EXERCISE MATERIAL
● ● ● ● ●
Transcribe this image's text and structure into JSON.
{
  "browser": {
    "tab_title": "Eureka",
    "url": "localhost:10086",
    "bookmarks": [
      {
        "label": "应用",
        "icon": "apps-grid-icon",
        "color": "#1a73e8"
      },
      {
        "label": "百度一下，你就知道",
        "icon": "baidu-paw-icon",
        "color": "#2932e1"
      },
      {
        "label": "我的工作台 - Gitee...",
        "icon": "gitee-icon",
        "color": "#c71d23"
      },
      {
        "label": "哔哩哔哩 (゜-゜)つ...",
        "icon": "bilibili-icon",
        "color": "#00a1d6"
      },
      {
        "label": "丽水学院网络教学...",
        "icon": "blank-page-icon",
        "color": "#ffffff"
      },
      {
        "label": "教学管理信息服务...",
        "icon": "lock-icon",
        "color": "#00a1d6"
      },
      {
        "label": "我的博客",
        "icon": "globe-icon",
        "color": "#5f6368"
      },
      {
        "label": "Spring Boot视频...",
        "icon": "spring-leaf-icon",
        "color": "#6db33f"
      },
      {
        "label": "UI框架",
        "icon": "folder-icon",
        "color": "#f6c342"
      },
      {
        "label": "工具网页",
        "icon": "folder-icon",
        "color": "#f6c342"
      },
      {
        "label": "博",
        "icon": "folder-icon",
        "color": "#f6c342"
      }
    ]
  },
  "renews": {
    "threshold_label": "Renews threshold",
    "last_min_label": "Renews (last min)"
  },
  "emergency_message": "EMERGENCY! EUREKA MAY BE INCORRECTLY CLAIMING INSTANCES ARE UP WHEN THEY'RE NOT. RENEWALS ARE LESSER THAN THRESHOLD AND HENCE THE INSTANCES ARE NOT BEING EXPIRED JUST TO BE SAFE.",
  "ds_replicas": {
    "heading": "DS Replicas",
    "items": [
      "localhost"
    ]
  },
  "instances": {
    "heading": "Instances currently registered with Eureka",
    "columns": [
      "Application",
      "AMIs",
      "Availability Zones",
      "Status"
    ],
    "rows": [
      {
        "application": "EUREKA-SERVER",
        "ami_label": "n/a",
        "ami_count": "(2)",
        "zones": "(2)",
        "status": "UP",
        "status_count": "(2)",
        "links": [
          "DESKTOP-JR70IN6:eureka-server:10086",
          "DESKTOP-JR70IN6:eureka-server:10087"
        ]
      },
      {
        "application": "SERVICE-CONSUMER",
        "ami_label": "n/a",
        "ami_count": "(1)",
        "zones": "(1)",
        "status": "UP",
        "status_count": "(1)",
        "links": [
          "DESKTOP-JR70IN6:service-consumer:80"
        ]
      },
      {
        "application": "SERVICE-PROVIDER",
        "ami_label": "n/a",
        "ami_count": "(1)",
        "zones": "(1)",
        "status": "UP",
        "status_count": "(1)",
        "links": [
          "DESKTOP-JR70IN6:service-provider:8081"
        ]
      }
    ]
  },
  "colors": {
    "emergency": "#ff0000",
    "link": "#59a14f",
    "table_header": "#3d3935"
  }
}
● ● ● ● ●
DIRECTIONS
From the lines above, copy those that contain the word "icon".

OUTPUT
        "icon": "apps-grid-icon",
        "icon": "baidu-paw-icon",
        "icon": "gitee-icon",
        "icon": "bilibili-icon",
        "icon": "blank-page-icon",
        "icon": "lock-icon",
        "icon": "globe-icon",
        "icon": "spring-leaf-icon",
        "icon": "folder-icon",
        "icon": "folder-icon",
        "icon": "folder-icon",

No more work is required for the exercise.